··· Data in this exercise ···
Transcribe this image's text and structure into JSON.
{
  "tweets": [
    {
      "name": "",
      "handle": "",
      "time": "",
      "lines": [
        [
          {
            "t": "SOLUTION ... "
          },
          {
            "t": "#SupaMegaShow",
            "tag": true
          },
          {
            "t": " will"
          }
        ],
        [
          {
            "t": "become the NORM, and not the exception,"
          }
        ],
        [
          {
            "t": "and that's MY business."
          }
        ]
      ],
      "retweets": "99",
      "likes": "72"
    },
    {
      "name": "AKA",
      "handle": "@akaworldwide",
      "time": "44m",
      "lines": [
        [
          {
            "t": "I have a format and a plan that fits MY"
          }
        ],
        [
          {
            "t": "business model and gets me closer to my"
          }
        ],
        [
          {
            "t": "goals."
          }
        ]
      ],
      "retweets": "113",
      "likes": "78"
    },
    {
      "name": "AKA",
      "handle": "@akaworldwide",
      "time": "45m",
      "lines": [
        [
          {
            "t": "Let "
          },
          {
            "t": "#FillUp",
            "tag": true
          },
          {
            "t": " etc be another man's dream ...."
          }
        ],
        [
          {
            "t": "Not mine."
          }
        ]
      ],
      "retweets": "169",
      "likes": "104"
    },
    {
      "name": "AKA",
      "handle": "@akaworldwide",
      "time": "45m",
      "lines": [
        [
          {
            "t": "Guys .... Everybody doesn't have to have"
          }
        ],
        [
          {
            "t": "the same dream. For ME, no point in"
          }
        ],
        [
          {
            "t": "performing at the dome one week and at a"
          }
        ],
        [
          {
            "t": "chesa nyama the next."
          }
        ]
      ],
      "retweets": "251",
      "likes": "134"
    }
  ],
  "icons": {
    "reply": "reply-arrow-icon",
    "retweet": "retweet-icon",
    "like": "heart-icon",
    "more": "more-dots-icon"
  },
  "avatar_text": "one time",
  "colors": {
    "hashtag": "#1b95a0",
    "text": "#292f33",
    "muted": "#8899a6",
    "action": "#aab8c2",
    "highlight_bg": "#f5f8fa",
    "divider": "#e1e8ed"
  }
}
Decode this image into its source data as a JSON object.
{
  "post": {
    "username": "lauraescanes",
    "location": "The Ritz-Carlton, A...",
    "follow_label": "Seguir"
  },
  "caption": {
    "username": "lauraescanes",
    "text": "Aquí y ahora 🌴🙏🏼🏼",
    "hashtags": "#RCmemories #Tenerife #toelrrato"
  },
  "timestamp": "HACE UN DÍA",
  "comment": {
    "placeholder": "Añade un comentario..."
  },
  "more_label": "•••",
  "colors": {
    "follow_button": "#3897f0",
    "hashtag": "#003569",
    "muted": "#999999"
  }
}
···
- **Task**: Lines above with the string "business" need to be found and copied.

- **Answer to the problem**:
            "t": "and that's MY business."
            "t": "business model and gets me closer to my"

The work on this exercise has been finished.